Extracted material:

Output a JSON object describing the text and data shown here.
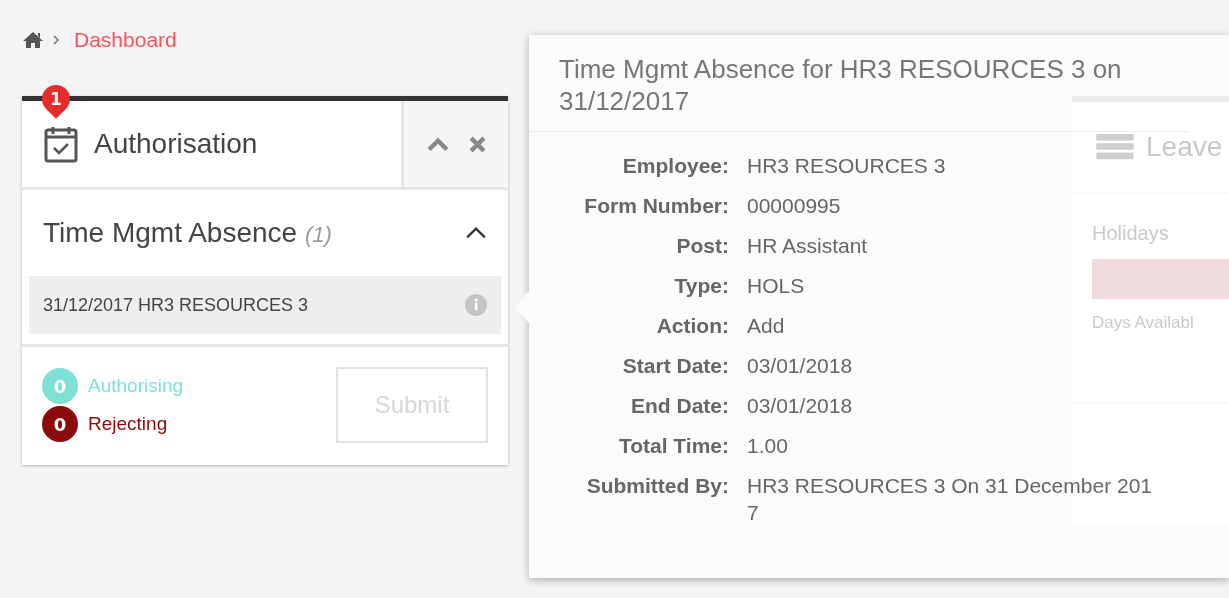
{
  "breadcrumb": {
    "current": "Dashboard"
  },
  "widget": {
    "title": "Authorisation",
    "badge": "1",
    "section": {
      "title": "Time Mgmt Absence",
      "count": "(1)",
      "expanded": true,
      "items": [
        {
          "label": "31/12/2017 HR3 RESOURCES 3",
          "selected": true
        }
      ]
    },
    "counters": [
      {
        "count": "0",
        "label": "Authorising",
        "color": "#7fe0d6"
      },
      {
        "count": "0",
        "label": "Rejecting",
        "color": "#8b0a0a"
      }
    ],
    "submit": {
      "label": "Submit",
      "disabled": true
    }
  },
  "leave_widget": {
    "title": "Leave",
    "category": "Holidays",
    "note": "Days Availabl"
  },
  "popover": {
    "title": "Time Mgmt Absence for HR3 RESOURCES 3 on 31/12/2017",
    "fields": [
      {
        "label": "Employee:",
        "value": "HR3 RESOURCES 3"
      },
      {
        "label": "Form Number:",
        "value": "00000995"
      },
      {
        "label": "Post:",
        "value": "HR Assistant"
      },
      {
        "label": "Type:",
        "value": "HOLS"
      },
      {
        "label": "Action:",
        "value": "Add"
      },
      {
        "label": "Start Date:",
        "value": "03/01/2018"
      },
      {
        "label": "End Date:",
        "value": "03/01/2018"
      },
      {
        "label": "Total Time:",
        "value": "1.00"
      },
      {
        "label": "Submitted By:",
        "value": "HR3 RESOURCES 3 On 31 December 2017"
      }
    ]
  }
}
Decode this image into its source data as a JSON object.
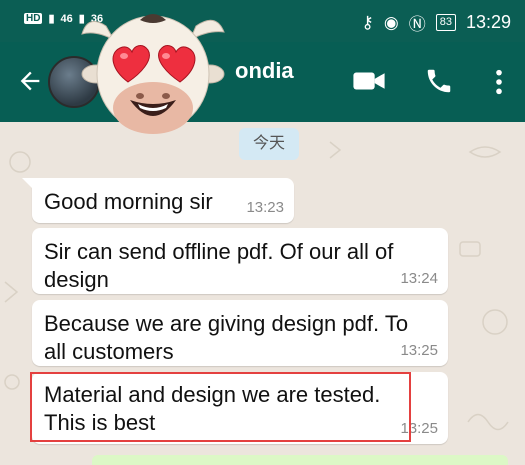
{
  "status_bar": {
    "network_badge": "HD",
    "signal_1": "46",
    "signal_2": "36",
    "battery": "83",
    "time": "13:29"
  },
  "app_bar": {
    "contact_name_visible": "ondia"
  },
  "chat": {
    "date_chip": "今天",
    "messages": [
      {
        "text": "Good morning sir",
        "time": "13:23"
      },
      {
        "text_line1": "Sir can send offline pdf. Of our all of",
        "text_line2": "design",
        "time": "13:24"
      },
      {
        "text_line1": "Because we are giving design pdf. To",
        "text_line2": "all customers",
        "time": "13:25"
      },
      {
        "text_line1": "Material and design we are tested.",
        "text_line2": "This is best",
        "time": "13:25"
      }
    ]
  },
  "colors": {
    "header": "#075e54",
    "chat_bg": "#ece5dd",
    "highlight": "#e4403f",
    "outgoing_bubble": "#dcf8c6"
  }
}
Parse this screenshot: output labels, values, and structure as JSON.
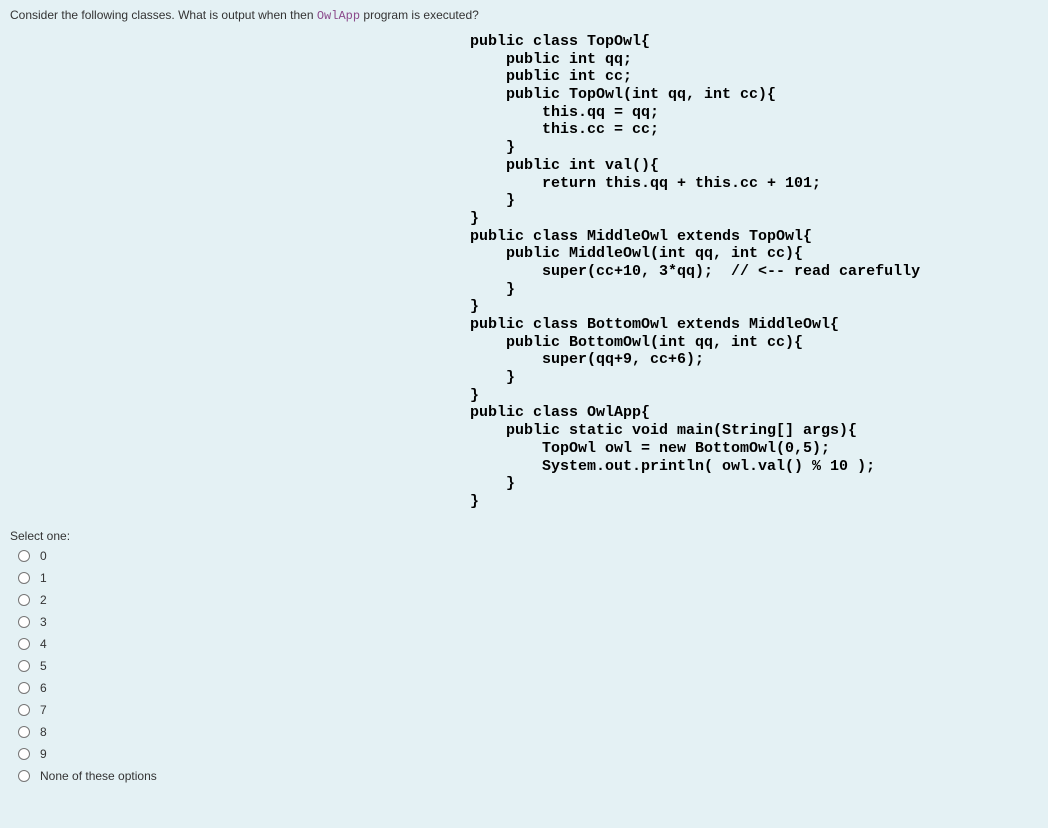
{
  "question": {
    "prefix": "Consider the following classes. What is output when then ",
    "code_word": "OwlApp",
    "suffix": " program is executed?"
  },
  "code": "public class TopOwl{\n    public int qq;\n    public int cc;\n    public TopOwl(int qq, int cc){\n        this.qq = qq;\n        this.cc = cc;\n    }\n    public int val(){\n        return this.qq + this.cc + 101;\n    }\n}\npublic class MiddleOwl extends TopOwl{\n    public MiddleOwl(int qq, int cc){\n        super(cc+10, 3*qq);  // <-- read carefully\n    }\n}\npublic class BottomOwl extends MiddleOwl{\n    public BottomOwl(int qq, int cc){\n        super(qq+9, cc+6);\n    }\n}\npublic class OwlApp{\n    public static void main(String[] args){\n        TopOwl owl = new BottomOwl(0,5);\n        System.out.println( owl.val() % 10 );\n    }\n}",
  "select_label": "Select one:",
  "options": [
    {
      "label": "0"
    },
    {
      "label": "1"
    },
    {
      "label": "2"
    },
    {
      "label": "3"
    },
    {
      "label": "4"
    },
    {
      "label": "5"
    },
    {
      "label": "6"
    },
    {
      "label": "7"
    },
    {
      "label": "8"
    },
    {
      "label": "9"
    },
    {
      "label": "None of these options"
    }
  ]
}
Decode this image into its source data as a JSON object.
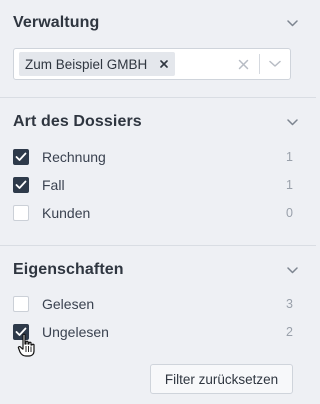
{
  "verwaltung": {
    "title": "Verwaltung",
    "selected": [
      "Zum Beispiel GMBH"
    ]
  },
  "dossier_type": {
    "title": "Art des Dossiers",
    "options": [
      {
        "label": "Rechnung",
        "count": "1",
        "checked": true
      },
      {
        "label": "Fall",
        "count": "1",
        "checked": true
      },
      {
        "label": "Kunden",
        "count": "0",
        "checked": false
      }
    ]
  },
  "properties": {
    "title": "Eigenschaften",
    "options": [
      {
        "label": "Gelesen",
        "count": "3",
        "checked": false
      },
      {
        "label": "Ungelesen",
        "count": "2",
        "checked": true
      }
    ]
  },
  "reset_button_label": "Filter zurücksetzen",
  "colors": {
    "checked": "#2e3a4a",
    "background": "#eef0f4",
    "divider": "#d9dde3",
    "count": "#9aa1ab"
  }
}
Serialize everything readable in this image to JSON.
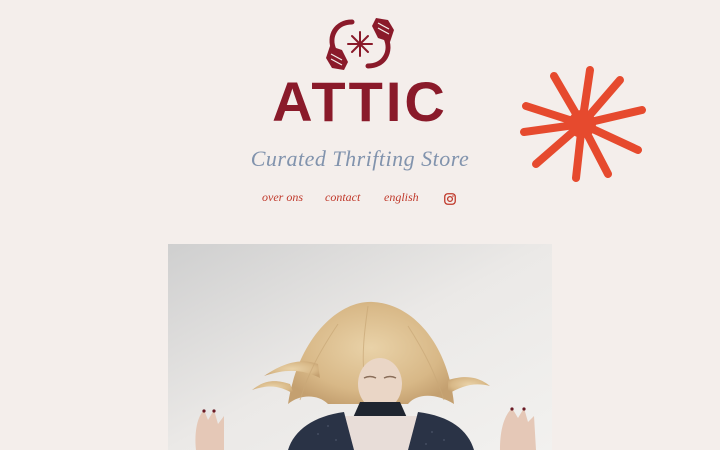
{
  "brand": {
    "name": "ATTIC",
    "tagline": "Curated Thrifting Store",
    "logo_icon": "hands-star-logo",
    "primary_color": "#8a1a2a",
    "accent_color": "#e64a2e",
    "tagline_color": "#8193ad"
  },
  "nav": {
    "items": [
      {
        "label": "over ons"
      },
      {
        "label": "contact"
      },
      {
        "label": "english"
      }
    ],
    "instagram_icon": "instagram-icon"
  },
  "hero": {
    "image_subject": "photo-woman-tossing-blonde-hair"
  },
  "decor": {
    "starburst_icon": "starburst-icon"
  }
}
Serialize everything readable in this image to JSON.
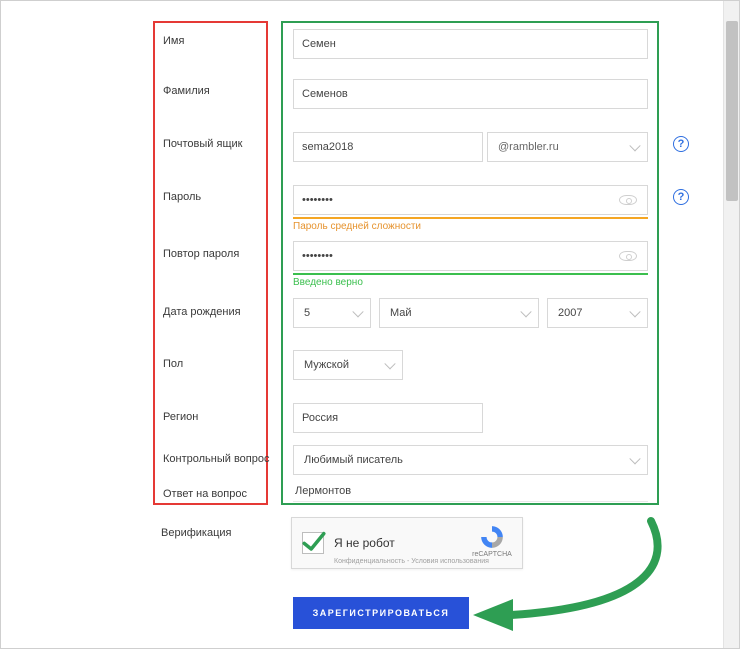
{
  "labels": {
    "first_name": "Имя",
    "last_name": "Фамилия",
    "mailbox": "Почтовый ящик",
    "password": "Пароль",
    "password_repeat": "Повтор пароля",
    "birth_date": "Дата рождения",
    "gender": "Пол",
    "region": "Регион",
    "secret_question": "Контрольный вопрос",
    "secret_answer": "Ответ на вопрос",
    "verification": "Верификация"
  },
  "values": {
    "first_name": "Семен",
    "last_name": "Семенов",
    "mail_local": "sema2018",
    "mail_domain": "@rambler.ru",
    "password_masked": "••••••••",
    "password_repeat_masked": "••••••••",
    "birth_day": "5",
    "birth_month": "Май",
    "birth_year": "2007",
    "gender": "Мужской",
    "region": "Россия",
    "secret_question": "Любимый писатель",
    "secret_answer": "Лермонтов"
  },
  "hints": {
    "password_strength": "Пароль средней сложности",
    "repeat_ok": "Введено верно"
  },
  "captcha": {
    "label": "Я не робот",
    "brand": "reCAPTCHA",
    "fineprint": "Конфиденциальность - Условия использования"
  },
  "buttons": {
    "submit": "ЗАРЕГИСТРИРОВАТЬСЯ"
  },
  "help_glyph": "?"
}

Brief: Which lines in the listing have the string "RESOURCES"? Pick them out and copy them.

Exercise response:
          "label": "31/12/2017 HR3 RESOURCES 3",
    "title": "Time Mgmt Absence for HR3 RESOURCES 3 on 31/12/2017",
        "value": "HR3 RESOURCES 3"
        "value": "HR3 RESOURCES 3 On 31 December 2017"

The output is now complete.